Often, we do not have an exact internal symmetry. Instead, we have an
approximate symmetry. This is the case when the dominant terms in the
Lagrangian are invariant under the symmetry, while some of the lesser terms are
not. In particular, the different particles usually have different (but very similar)
masses.
These internal symmetries are famously present in the study of hadrons, i.e.
things made out of quarks. The basic examples we all know are the nucleons,
namely protons and neutrons. We can list them as
Charge (Q) Mass (M)
p +1 938 MeV
n 0 940 MeV
Note that they have very similar masses. Later, we found, amongst many other
things, the pions:
Charge (Q) Mass (M)
π
+
+1 139 MeV
π
0
0 135 MeV
π
-1 139 MeV
Again, these have very similar masses. We might expect that there is some
approximate internal symmetry going on. This would imply that there is some
conserved quantity corresponding to the weights of the representation. Indeed,
we later found one, known as isospin:
Charge (Q) Isospin (J) Mass (M)
p +1 +
1
2
938 MeV
n 0
1
2
940 MeV
π
+
+1 +1 139 MeV
π
0
0 0 135 MeV
π
-1 -1 139 MeV
Isospin comes from an approximate
SU
(2)
I
symmetry, with a generator given by
H = 2J.
The nucleons then have the fundamental ρ
1
representation, and the pions have
the ρ
2
representation.
Eventually, we got smarter, and discovered an extra conserved quantum
number known as hypercharge. We can plot out the values of the isospin and
the hypercharge for our pions and some other particles we discovered, and we
found a pattern:
π
+
K
0
K
+
π
K
¯
K
0
η
π
0
At firsts, physicists were confused by the appearance of this pattern, and tried

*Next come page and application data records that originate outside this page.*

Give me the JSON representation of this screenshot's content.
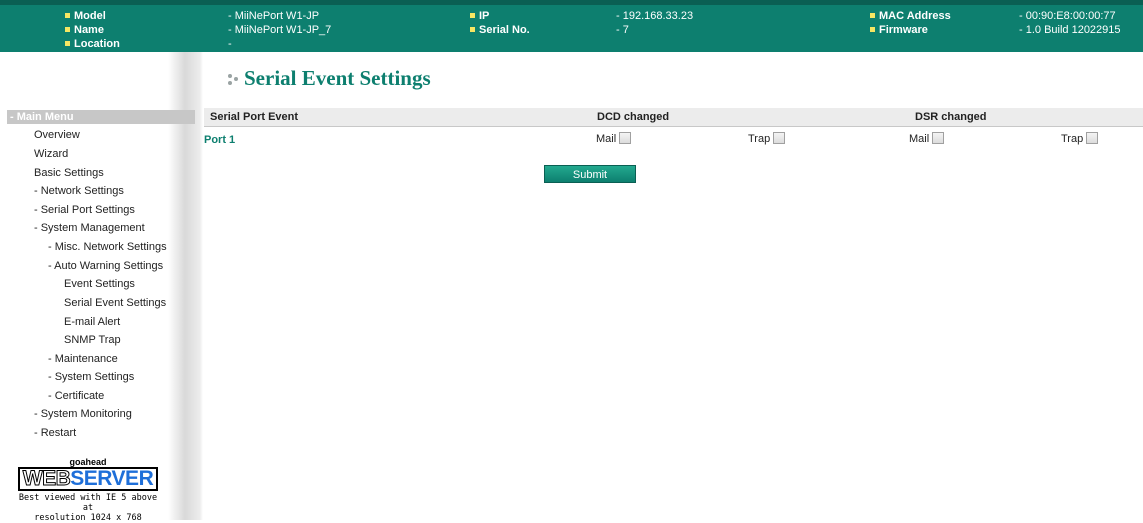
{
  "header": {
    "model_label": "Model",
    "model_value": "- MiiNePort W1-JP",
    "name_label": "Name",
    "name_value": "- MiiNePort W1-JP_7",
    "location_label": "Location",
    "location_value": "-",
    "ip_label": "IP",
    "ip_value": "- 192.168.33.23",
    "serial_label": "Serial No.",
    "serial_value": "- 7",
    "mac_label": "MAC Address",
    "mac_value": "- 00:90:E8:00:00:77",
    "firmware_label": "Firmware",
    "firmware_value": "- 1.0 Build 12022915",
    "bullet_color": "#f5e663",
    "bg_color": "#0d7f6f"
  },
  "sidebar": {
    "header": "- Main Menu",
    "items": [
      "Overview",
      "Wizard",
      "Basic Settings",
      "- Network Settings",
      "- Serial Port Settings",
      "- System Management",
      "- Misc. Network Settings",
      "- Auto Warning Settings",
      "Event Settings",
      "Serial Event Settings",
      "E-mail Alert",
      "SNMP Trap",
      "- Maintenance",
      "- System Settings",
      "- Certificate",
      "- System Monitoring",
      "- Restart"
    ],
    "logo": {
      "top": "goahead",
      "web": "WEB",
      "server": "SERVER",
      "note_line1": "Best viewed with IE 5 above at",
      "note_line2": "resolution 1024 x 768"
    }
  },
  "main": {
    "title": "Serial Event Settings",
    "columns": [
      "Serial Port Event",
      "DCD changed",
      "DSR changed"
    ],
    "port_label": "Port 1",
    "mail_label": "Mail",
    "trap_label": "Trap",
    "submit_label": "Submit"
  }
}
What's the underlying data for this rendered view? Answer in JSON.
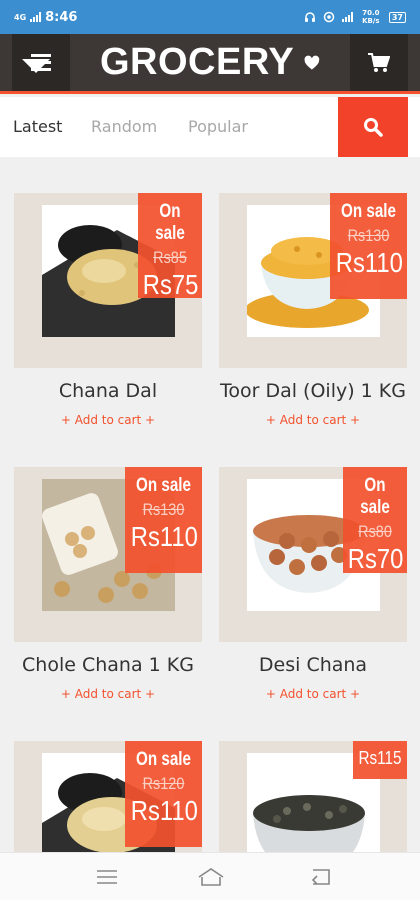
{
  "status_bar": {
    "network": "4G",
    "time": "8:46",
    "speed": "70.0 KB/s",
    "battery": "37"
  },
  "header": {
    "menu_icon": "hamburger-menu-icon",
    "title": "GROCERY",
    "heart_icon": "heart-icon",
    "cart_icon": "shopping-cart-icon"
  },
  "tabs": [
    {
      "label": "Latest",
      "active": true
    },
    {
      "label": "Random",
      "active": false
    },
    {
      "label": "Popular",
      "active": false
    }
  ],
  "search_icon": "search-icon",
  "colors": {
    "accent": "#f2522e",
    "header_bg": "#3d3836",
    "status_bar": "#3b8fd0",
    "card_bg": "#e6e0d8"
  },
  "products": [
    {
      "name": "Chana Dal",
      "sale_label": "On sale",
      "old_price": "Rs85",
      "price": "Rs75",
      "add_label": "+ Add to cart +"
    },
    {
      "name": "Toor Dal (Oily) 1 KG",
      "sale_label": "On sale",
      "old_price": "Rs130",
      "price": "Rs110",
      "add_label": "+ Add to cart +"
    },
    {
      "name": "Chole Chana 1 KG",
      "sale_label": "On sale",
      "old_price": "Rs130",
      "price": "Rs110",
      "add_label": "+ Add to cart +"
    },
    {
      "name": "Desi Chana",
      "sale_label": "On sale",
      "old_price": "Rs80",
      "price": "Rs70",
      "add_label": "+ Add to cart +"
    },
    {
      "sale_label": "On sale",
      "old_price": "Rs120",
      "price": "Rs110"
    },
    {
      "price": "Rs115"
    }
  ],
  "bottom_nav": {
    "menu_icon": "recent-apps-icon",
    "home_icon": "home-icon",
    "back_icon": "back-icon"
  }
}
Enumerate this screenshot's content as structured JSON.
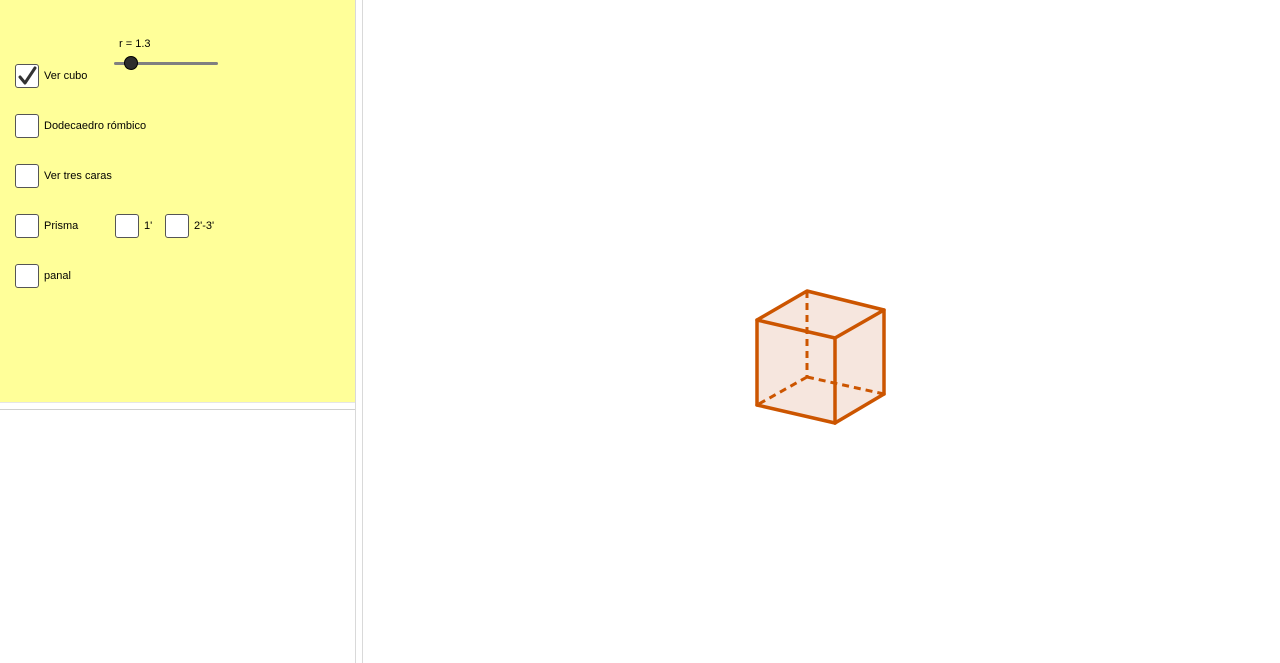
{
  "slider": {
    "label": "r = 1.3",
    "value": 1.3,
    "fill_fraction": 0.16
  },
  "checkboxes": {
    "ver_cubo": {
      "label": "Ver cubo",
      "checked": true
    },
    "dodecaedro": {
      "label": "Dodecaedro rómbico",
      "checked": false
    },
    "tres_caras": {
      "label": "Ver tres caras",
      "checked": false
    },
    "prisma": {
      "label": "Prisma",
      "checked": false
    },
    "one_prime": {
      "label": "1'",
      "checked": false
    },
    "two_three_prime": {
      "label": "2'-3'",
      "checked": false
    },
    "panal": {
      "label": "panal",
      "checked": false
    }
  },
  "colors": {
    "panel_background": "#ffff99",
    "cube_edge": "#cc5500",
    "cube_face": "#f4e2d8"
  }
}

very hard to figure out generalizations. Of course, now that we know about Lie
algebras, we know this is the weight diagram of a representation of su(3).
However, the word
SU
(3) hasn’t resolved all the mystery. In reality, we only
observed representations of dimension 1
,
8 and 10. We did not see anything
else. So physicists hypothesized that there are substructures known as quarks.
Each quark (
q
) carry a
3
representation (flavour), and antiquarks (
¯q
) carry a
¯
3
representation.
The mesons correspond to
q¯q
particles, and the representation decompose as
3
¯
3 = 1 8.
Bosons correspond to qqq particles, and these decompose as
3 3 3 = 1 8 8 10.
Of course, we now have to explain why only
q¯q
and
qqq
appear in nature,
and why we don’t see quarks appearing isolated in nature. To do so, we have
to go very deep down in QCD. This theory says that quarks have a
SU
(3)
gauge symmetry (which is a different
SU
(3)) and the quark again carries the
fundamental representation
3
. More details can be found in the Lent Standard
Model course.